World Braille Day – let’s celebrate
Braille is an incredible reading and writing system, invented by Frenchman Louis Braille. Louis Braille was born on January 4th 1809, so every year on that day we celebrate World Braille Day.
The day recognises the contribution Braille makes to blind and visually impaired people around the world.
Great thing about Braille
Braille enables blind and visually impaired people around the world to
- read and write
- have independence; and
- achieve better educational and employment outcomes.
…and much more!
Is Braille being replaced by technology?
Although modern technology has provided an array of important new products and tools such as audio books and text-to-speech software, Braille is the only way blind people can be truly literate. In addition to reading documents for education, work and leisure, Blind and visually impaired people can use Braille for everything from shopping lists to labels for canned goods, from novels to board and card games, and from maths to music.
Far from dying out, we all now see Braille more and more in everyday places, such as on buttons in lifts and cash machines, on the doors of public toilets, on food and medicine packaging, toiletries and cleaning products.
Why World Braille day?
Unfortunately, there are still a lot of documents out there that are not provided in Braille, or in any other accessible format. World Braille Day spreads awareness about Braille and other accessible forms of communication to try to combat this.
Remember, someone needs a document in Braille you should just be able ask for it. Everyone should have equal access to information, and under the Equality Act 2010 service providers should make all reasonable adjustments to meet your request.
If you get a request for Braille, A2i will be happy to help!
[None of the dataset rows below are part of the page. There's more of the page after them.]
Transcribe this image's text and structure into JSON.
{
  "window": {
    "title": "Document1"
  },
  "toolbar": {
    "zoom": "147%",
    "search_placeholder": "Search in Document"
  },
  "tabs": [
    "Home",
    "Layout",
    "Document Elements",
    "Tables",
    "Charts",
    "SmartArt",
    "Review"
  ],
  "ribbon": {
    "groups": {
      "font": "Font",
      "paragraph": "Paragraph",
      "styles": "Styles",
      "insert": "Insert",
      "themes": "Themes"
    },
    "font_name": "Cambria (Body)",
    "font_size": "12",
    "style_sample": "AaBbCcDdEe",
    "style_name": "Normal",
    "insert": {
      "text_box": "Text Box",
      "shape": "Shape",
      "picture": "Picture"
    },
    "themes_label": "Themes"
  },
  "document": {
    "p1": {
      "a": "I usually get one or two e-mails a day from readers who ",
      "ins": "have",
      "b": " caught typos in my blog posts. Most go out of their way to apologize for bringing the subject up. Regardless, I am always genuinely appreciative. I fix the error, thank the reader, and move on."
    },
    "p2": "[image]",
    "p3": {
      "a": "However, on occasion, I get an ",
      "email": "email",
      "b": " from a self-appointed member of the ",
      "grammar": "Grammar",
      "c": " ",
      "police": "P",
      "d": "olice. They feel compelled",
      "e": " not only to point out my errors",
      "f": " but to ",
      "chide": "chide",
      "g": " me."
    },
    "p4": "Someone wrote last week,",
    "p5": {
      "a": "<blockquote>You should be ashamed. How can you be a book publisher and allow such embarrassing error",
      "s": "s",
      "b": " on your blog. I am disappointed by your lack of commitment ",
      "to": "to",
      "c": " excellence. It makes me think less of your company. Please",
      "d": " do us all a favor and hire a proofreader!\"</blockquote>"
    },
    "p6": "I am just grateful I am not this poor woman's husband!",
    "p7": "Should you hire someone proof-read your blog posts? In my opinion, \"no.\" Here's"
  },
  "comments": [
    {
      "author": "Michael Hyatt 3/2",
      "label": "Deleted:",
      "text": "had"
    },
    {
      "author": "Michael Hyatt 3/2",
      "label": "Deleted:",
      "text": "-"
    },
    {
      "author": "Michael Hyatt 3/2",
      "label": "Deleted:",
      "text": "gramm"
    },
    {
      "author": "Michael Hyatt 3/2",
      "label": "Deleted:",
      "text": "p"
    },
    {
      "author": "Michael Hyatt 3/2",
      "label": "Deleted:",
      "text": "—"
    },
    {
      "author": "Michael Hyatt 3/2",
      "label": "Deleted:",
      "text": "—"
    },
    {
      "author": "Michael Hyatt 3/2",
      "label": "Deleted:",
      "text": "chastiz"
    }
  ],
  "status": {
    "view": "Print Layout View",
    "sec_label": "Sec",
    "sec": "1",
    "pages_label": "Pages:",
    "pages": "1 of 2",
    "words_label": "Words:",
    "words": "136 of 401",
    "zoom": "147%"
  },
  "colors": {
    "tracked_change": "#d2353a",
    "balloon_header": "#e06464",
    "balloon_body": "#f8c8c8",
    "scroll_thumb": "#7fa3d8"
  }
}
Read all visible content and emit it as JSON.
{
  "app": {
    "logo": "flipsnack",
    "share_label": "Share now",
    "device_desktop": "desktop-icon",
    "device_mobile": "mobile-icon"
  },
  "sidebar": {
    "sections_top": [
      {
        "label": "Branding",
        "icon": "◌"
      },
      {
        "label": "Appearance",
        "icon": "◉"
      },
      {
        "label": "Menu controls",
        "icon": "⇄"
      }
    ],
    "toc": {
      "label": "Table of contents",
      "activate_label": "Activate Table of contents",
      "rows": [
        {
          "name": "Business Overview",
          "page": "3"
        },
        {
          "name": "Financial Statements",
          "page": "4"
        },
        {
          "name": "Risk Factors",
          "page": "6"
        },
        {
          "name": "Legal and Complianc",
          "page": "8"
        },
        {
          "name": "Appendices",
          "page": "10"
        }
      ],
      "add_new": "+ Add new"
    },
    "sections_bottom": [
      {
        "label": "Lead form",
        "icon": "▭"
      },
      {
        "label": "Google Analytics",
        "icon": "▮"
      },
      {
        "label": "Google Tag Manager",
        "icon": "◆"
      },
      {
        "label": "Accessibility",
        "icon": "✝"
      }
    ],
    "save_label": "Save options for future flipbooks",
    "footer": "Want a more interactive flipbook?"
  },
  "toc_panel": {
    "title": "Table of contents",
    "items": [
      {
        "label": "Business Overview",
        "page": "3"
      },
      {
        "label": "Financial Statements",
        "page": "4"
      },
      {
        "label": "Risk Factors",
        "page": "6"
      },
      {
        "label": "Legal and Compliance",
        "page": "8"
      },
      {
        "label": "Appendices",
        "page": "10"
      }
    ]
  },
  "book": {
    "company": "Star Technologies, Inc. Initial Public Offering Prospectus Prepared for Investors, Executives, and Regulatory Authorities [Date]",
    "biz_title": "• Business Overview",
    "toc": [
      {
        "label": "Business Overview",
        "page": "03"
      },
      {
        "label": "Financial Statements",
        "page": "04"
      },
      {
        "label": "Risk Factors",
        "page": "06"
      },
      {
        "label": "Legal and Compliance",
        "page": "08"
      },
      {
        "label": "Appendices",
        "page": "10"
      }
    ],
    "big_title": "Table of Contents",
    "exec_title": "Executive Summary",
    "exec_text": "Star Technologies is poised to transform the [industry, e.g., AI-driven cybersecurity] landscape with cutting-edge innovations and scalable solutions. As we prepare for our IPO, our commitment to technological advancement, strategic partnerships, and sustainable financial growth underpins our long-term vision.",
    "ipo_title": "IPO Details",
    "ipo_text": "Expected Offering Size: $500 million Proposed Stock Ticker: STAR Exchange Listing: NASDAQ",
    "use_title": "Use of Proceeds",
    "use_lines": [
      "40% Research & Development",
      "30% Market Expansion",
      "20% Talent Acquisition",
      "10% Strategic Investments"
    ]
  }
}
For a chat about your accessible information needs with our friendly team, get in touch!